* **Task prompt**: Search the records below for the word "Alder". Copy each line where it occurs.

* **Dataset entries**:

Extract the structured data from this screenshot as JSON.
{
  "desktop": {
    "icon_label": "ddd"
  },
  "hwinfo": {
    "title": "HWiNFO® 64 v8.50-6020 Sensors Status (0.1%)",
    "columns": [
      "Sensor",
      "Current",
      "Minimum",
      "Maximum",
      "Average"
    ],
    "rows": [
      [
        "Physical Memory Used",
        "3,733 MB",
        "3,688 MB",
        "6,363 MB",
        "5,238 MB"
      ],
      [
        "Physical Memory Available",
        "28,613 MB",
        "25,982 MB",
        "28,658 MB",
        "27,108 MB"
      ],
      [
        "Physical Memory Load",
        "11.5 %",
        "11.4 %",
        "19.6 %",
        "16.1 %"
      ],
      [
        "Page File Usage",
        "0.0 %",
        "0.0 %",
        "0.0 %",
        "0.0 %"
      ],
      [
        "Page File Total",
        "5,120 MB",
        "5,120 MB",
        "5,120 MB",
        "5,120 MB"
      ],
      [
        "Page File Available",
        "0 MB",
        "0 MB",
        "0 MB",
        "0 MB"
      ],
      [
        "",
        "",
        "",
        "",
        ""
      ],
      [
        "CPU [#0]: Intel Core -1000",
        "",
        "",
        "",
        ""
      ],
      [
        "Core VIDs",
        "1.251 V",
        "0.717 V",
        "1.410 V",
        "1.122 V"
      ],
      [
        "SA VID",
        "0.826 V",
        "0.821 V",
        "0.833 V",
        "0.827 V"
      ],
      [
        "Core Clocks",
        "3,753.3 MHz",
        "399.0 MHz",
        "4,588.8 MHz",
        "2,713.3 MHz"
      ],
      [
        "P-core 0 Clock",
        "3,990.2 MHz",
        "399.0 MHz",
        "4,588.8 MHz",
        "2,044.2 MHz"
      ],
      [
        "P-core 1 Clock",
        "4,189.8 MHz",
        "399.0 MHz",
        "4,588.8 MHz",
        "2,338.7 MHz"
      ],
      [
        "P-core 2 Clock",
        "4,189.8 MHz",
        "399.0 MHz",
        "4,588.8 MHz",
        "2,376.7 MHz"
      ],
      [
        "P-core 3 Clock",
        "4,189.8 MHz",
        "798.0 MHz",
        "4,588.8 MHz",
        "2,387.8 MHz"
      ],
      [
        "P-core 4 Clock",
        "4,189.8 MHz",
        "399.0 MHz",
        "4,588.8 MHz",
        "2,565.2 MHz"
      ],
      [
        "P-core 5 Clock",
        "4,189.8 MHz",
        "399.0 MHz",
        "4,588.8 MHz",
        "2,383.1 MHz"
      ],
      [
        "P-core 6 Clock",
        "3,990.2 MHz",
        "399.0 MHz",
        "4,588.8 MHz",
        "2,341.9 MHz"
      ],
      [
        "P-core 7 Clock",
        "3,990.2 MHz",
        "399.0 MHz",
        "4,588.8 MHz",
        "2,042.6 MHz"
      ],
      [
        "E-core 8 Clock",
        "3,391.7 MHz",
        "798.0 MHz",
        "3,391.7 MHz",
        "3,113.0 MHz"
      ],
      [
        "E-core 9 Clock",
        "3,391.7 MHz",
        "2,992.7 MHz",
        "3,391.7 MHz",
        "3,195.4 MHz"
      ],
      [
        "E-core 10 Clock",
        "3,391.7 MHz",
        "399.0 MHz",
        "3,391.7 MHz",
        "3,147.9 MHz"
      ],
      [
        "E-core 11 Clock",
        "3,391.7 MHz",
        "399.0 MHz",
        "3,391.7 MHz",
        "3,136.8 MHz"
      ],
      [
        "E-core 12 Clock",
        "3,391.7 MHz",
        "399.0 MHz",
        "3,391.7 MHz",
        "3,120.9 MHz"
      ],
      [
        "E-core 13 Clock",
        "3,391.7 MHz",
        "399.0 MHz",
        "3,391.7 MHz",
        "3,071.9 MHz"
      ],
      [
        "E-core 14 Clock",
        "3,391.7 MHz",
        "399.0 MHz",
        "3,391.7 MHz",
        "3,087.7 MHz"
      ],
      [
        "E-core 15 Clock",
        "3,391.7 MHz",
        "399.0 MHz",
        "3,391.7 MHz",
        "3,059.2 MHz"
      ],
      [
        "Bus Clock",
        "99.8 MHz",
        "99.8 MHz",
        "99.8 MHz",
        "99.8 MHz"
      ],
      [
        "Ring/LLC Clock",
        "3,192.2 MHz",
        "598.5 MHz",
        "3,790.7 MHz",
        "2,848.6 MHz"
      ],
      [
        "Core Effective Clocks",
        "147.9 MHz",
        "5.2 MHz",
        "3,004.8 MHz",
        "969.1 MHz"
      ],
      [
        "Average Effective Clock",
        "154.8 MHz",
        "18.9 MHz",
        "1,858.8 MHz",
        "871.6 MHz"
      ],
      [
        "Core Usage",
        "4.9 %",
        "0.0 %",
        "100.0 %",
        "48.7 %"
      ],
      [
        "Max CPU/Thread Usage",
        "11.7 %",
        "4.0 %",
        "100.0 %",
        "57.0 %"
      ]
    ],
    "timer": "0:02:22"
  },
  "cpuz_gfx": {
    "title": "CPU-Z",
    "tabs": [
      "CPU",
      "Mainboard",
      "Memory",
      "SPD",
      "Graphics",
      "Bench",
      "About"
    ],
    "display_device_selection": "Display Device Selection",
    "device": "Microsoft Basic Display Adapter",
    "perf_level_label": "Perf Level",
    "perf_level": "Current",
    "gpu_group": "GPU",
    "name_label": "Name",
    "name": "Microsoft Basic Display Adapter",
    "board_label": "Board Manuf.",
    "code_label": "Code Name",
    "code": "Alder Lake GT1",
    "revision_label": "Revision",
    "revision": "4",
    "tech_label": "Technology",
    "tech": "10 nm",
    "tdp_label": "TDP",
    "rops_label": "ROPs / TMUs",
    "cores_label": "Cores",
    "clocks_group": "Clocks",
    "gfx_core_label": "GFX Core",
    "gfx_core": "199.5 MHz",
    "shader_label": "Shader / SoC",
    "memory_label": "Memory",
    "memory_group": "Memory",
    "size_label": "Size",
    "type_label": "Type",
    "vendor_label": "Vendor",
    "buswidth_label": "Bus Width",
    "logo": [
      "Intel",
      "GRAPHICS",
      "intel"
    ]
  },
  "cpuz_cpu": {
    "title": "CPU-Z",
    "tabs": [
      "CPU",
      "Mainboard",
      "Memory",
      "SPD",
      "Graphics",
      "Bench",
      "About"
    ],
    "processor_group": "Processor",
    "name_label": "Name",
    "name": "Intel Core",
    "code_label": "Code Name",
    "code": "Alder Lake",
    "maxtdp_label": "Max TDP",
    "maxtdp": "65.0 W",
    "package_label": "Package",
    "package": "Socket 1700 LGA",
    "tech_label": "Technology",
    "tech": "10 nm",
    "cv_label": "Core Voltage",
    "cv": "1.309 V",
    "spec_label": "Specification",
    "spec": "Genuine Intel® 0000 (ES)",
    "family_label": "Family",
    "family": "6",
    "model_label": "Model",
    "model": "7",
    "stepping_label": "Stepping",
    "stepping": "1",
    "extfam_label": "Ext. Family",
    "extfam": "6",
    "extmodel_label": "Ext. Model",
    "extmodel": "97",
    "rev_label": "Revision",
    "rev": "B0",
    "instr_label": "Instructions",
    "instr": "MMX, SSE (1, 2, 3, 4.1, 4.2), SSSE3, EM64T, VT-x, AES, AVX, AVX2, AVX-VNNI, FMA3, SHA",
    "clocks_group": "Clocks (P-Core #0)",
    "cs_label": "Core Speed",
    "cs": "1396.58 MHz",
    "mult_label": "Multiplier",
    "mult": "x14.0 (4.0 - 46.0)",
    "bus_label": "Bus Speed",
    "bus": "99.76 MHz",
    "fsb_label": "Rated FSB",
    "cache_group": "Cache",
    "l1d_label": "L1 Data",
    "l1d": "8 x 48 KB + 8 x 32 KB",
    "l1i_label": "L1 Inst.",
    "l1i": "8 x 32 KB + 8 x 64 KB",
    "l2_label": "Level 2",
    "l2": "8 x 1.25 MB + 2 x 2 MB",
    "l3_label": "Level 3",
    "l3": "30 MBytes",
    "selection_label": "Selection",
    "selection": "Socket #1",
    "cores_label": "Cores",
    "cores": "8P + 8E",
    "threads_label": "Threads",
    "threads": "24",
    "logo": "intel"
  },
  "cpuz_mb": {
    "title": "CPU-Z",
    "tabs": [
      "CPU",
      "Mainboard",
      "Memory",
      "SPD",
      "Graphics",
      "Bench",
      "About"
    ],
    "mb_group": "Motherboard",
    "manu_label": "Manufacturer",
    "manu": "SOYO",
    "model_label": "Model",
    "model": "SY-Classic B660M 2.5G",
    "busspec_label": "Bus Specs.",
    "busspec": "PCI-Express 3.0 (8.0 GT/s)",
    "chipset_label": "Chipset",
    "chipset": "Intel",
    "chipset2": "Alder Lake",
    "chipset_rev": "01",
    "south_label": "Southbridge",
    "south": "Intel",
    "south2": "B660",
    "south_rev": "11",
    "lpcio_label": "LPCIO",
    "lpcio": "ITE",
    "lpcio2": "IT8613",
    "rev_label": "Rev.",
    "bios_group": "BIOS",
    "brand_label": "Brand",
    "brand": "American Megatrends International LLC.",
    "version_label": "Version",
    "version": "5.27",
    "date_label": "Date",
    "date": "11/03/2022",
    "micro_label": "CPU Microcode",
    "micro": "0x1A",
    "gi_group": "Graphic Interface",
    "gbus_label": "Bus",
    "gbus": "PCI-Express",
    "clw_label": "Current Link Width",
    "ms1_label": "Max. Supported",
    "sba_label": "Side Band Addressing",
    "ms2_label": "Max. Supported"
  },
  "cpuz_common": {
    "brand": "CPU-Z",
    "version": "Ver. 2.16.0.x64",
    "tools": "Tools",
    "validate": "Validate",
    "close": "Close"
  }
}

* **Reply**:
    "code": "Alder Lake GT1",
    "code": "Alder Lake",
    "chipset2": "Alder Lake",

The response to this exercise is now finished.